▸ **AVAILABLE DATA**:

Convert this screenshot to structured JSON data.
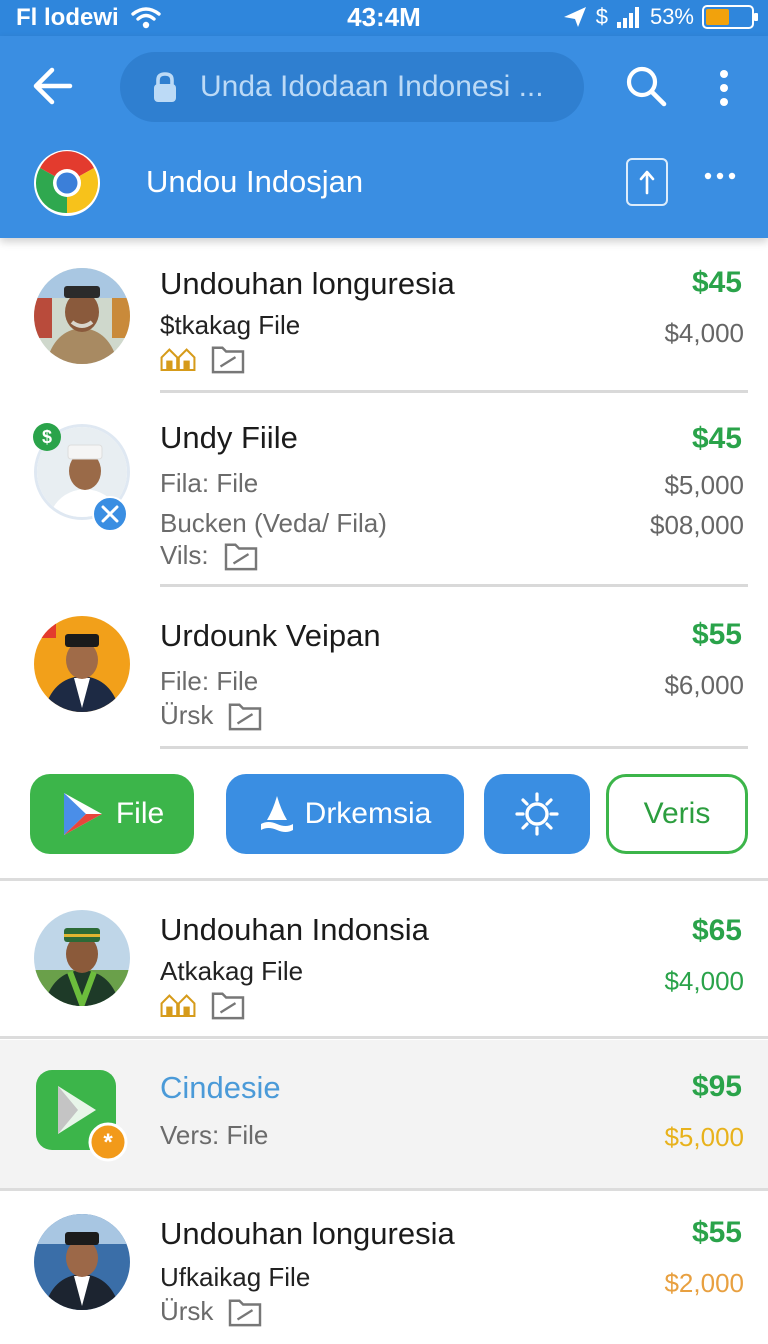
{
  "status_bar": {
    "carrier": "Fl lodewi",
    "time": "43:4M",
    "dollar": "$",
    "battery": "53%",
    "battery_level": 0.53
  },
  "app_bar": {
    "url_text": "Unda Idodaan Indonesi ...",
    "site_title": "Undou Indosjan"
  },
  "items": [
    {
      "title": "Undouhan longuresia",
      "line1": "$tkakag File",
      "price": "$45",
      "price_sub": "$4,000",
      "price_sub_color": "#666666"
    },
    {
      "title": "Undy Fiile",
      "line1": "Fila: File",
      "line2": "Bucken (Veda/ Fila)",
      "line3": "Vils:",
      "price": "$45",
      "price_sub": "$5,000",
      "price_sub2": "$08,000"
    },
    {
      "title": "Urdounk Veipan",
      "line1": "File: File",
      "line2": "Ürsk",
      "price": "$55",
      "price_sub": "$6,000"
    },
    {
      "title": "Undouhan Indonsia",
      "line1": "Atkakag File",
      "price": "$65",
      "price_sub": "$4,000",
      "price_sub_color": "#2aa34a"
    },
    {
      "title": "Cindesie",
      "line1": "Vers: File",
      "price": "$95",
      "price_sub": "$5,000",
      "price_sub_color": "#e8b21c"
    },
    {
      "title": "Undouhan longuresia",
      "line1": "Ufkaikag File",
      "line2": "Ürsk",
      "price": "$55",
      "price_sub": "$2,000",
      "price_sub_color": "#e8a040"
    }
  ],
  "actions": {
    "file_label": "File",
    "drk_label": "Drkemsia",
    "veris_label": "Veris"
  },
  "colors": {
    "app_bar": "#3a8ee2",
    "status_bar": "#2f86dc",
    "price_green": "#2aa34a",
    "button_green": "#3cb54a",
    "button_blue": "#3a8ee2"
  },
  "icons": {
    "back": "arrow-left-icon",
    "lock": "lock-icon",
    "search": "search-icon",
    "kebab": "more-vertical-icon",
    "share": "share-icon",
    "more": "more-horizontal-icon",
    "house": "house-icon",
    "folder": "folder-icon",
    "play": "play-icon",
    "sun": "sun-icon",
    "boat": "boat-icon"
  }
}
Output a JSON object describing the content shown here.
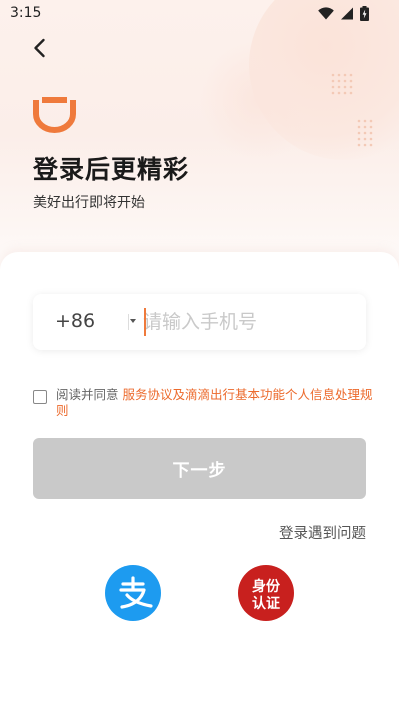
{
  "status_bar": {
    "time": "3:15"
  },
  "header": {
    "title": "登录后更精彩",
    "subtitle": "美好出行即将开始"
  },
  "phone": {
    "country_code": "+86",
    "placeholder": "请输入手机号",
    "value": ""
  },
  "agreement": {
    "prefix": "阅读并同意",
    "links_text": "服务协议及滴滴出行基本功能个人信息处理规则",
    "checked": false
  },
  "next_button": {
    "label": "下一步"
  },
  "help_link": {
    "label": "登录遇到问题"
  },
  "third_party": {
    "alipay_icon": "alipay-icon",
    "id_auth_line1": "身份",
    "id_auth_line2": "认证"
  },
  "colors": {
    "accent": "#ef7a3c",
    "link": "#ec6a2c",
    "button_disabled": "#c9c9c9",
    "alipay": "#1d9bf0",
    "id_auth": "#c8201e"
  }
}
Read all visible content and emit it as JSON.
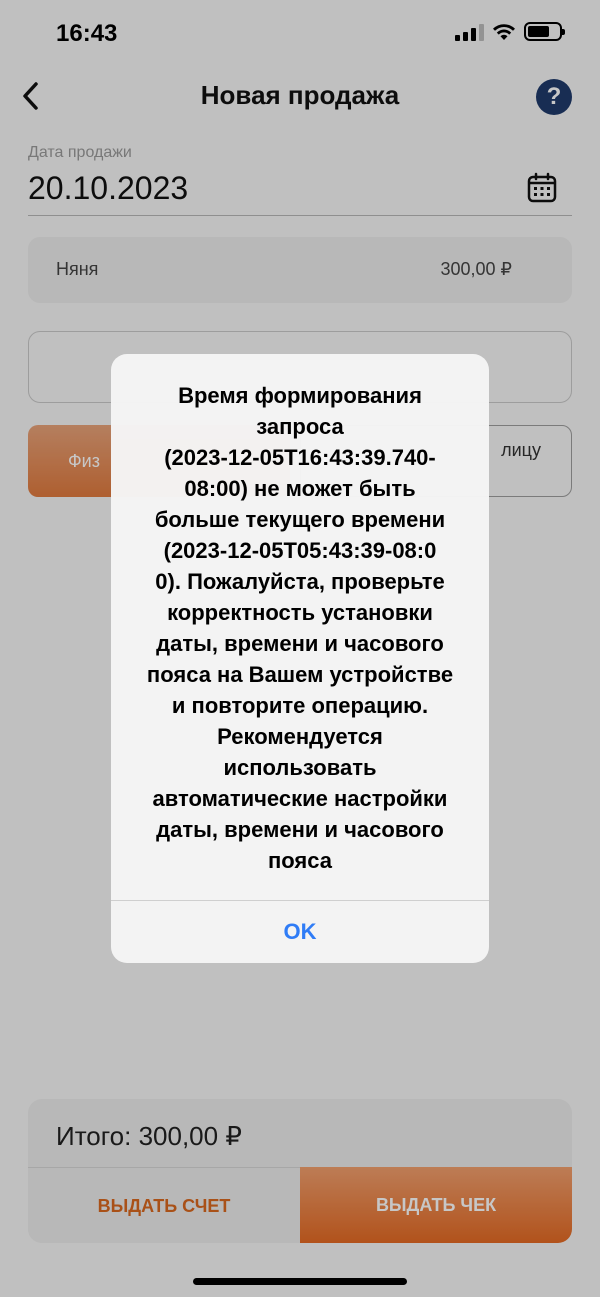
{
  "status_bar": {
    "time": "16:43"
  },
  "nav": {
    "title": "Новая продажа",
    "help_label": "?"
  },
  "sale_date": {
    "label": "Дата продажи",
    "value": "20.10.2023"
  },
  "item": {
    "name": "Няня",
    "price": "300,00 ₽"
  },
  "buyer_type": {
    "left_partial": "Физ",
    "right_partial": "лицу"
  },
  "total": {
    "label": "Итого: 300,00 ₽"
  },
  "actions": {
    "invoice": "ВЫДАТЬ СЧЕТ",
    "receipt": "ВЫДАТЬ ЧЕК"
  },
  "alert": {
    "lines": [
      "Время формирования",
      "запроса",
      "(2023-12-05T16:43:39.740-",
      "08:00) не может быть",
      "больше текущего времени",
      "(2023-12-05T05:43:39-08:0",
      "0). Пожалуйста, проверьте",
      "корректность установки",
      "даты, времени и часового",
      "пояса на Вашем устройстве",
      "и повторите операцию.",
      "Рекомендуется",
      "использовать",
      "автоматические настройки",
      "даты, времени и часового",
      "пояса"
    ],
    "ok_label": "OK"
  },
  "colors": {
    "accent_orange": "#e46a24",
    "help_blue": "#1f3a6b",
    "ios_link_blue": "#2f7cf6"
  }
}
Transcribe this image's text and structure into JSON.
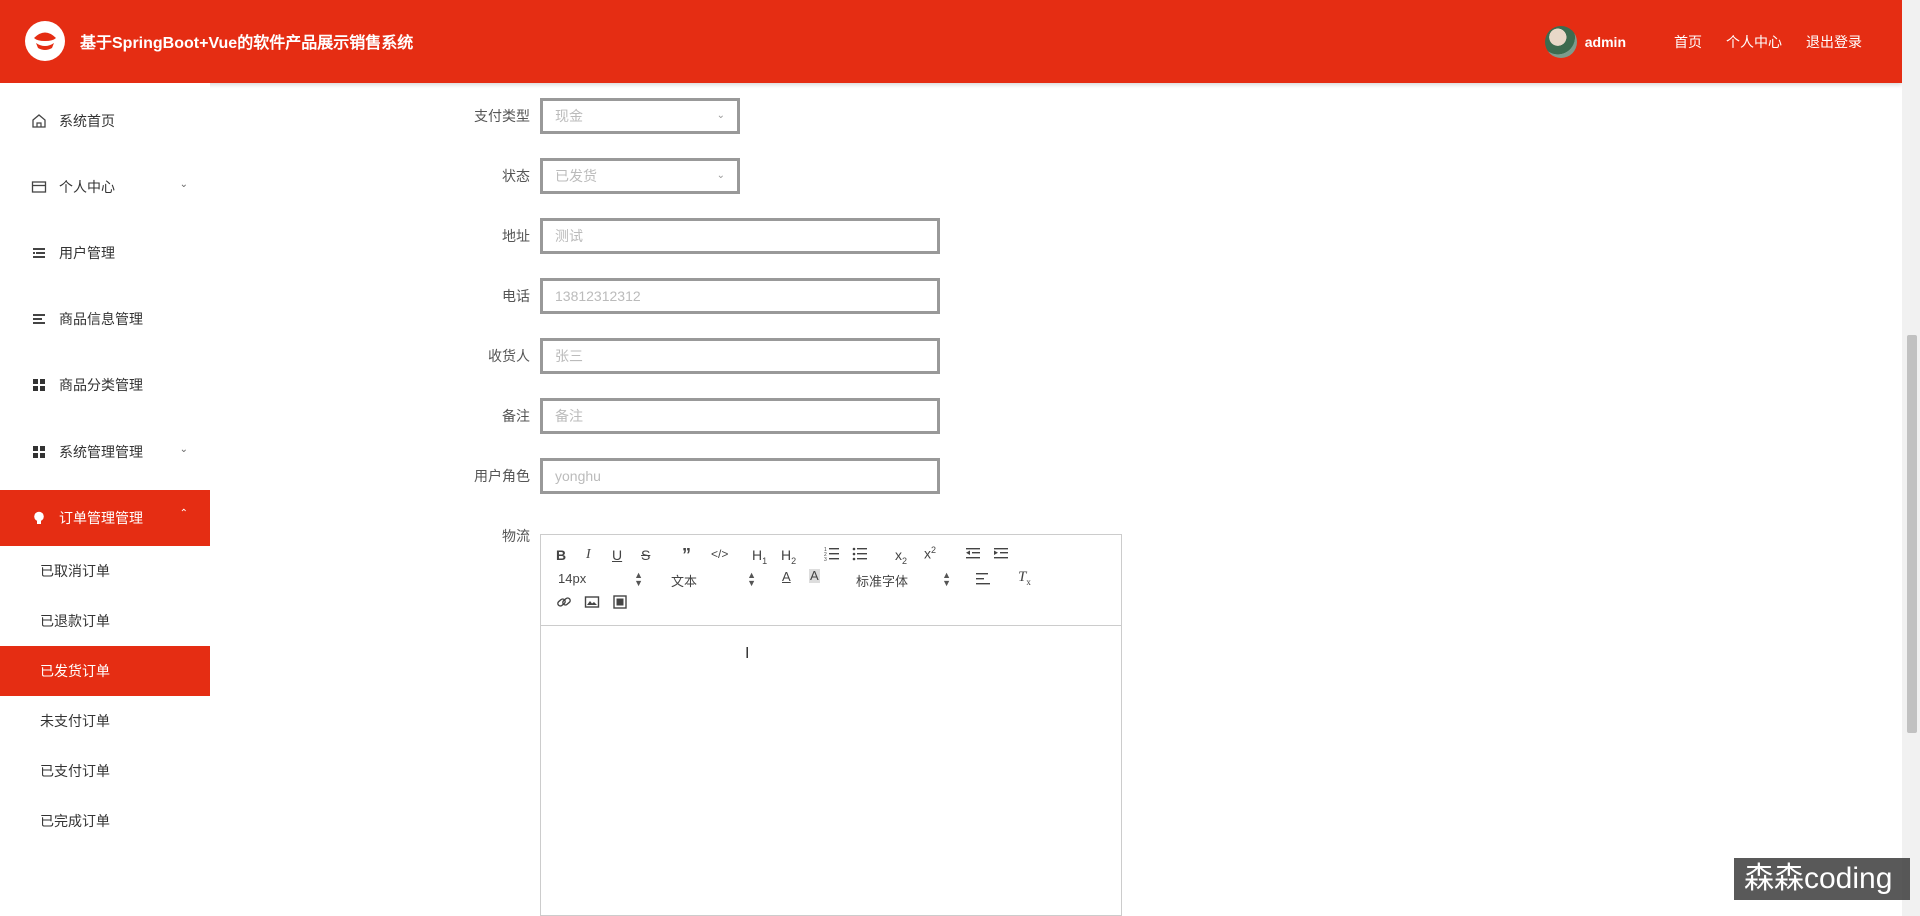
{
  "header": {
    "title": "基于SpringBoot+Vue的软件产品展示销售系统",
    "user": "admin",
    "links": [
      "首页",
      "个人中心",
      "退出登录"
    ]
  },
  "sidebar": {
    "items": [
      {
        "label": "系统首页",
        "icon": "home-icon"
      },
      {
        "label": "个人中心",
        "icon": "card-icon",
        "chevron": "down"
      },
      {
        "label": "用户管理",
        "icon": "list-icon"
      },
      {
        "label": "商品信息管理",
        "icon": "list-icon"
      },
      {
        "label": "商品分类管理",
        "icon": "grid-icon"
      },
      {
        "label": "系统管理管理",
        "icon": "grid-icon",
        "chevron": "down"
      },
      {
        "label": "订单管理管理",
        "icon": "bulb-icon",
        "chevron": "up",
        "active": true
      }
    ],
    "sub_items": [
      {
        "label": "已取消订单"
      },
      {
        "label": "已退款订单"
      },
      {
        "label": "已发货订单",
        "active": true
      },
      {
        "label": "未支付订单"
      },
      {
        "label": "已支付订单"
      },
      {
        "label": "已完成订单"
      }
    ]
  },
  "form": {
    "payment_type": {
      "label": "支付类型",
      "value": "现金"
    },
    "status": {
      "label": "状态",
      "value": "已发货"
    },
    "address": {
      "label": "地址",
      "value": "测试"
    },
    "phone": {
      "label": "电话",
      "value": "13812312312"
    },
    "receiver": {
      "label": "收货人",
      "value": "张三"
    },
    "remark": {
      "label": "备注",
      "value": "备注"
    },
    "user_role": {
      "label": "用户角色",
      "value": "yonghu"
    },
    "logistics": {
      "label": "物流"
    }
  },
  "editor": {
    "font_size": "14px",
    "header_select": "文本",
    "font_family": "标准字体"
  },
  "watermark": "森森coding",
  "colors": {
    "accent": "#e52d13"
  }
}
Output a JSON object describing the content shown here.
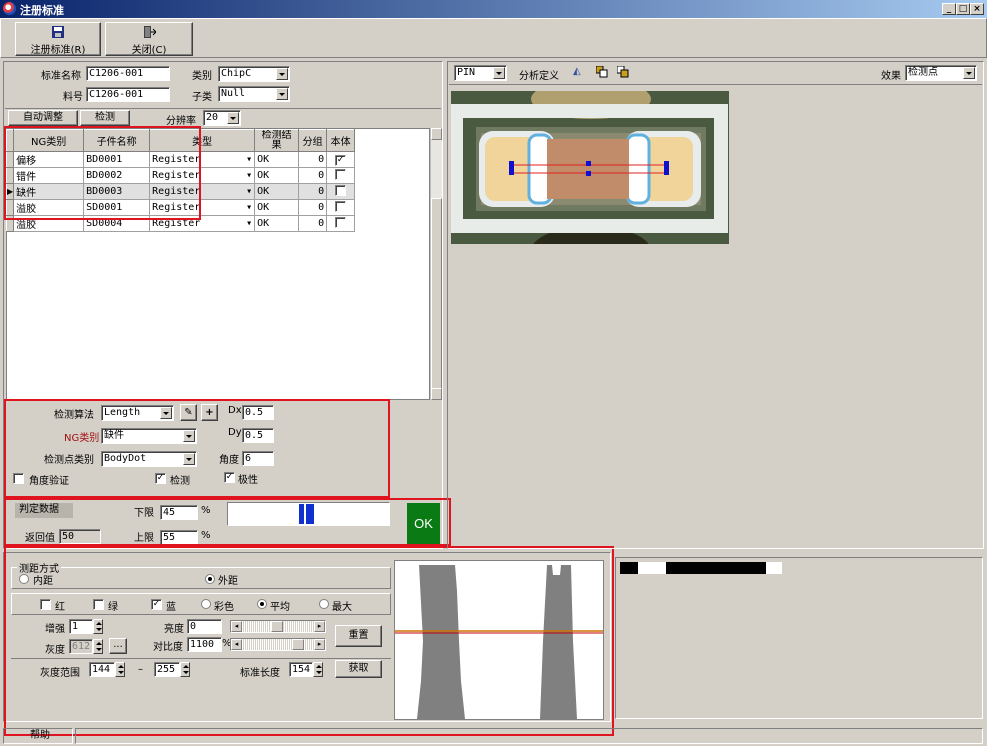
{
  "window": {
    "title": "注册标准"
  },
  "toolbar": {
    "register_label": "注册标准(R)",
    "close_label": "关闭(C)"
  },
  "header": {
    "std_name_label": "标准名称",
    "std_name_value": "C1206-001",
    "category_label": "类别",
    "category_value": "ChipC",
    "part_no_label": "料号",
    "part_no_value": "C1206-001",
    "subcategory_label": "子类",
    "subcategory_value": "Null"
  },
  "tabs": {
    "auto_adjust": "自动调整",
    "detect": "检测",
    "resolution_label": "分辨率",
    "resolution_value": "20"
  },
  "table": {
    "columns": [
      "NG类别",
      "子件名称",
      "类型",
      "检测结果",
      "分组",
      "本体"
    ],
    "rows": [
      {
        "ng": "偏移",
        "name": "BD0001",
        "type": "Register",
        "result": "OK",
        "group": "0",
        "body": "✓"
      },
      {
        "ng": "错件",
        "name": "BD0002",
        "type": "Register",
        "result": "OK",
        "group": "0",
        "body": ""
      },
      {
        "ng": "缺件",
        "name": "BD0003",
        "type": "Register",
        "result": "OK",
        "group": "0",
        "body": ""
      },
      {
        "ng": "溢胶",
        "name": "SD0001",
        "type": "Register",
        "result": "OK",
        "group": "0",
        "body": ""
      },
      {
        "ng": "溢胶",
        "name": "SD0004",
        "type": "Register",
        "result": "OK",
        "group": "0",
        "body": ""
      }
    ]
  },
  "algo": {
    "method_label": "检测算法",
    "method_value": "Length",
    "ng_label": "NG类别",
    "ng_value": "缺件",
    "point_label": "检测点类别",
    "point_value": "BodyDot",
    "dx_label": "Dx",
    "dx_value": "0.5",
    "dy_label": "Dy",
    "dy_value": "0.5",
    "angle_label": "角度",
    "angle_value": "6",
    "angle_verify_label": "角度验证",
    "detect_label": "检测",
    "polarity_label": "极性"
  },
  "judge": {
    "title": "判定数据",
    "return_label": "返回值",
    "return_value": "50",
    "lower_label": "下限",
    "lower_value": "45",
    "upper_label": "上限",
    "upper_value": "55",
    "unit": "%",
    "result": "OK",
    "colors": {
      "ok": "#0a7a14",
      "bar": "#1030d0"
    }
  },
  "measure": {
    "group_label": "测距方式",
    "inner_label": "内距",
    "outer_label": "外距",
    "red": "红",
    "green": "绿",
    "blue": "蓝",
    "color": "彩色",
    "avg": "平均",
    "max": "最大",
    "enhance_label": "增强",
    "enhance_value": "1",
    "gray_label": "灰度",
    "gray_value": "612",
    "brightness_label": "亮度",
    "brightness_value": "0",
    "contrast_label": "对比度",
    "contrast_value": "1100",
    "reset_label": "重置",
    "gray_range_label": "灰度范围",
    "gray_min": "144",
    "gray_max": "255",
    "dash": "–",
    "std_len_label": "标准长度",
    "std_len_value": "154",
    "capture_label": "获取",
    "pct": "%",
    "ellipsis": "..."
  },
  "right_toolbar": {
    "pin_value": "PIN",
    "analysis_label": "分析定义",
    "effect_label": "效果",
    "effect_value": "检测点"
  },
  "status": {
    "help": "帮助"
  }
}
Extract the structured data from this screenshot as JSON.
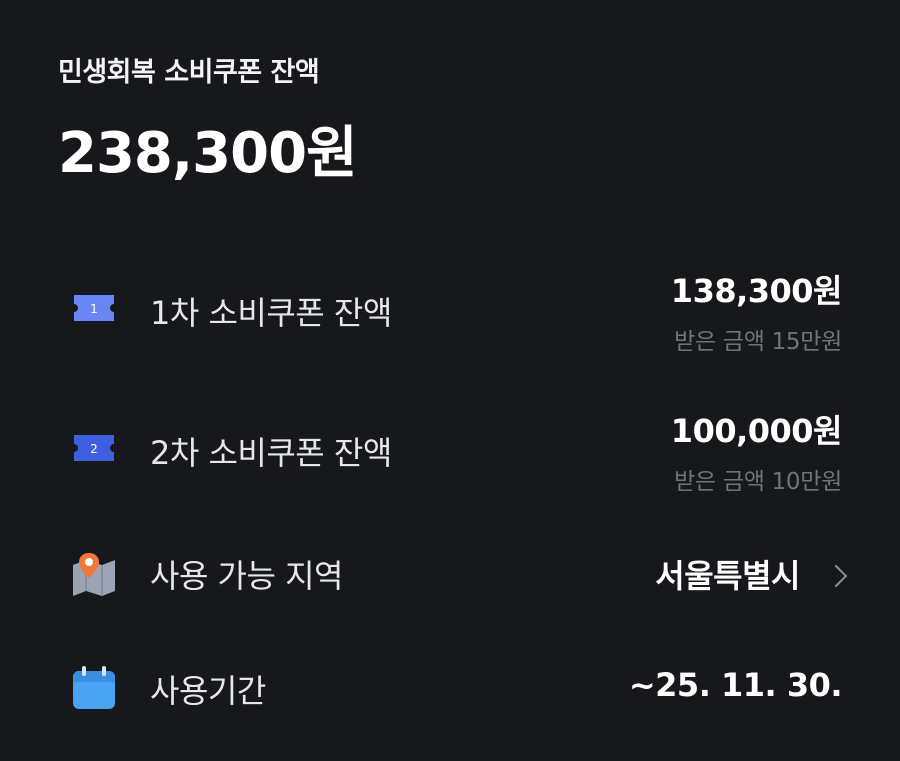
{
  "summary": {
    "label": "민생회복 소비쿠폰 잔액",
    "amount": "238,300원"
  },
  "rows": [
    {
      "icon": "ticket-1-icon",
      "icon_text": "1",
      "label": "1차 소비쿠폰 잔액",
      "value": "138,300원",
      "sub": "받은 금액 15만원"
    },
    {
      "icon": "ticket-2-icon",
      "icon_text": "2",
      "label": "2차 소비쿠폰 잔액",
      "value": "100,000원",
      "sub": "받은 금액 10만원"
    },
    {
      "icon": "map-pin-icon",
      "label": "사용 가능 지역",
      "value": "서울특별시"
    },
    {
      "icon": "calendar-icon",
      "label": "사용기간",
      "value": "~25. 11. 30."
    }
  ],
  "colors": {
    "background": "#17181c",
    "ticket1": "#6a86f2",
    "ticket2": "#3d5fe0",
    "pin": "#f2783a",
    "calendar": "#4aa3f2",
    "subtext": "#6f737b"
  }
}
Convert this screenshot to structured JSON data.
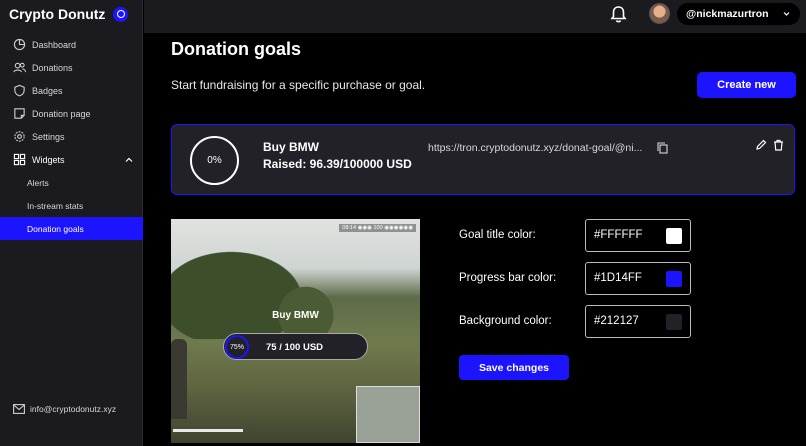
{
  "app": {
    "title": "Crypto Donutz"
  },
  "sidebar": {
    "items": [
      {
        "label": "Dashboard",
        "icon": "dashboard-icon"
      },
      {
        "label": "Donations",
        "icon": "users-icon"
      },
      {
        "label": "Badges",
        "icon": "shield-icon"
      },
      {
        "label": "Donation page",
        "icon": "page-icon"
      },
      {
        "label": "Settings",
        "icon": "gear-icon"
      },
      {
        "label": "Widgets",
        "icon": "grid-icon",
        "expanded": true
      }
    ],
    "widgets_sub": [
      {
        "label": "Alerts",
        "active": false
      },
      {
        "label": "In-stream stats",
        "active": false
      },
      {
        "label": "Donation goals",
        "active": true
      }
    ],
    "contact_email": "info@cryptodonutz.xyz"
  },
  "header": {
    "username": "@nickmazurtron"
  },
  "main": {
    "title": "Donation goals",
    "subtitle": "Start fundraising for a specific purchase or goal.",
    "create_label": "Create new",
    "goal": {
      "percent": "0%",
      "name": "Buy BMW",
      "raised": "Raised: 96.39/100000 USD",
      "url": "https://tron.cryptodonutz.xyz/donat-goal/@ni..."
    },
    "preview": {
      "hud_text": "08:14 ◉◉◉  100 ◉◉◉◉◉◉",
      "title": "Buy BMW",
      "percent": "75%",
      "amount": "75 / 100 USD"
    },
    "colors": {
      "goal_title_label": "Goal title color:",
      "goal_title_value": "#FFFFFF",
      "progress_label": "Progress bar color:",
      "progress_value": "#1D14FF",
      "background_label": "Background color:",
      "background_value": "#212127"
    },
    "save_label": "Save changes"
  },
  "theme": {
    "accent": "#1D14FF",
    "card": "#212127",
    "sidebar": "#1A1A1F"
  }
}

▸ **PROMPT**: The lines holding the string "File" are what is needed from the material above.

▸ **YOUR RESPONSE**:
      "line1": "$tkakag File",
      "line1": "Fila: File",
      "line1": "File: File",
      "line1": "Atkakag File",
      "line1": "Vers: File",
      "line1": "Ufkaikag File",
    "file_label": "File",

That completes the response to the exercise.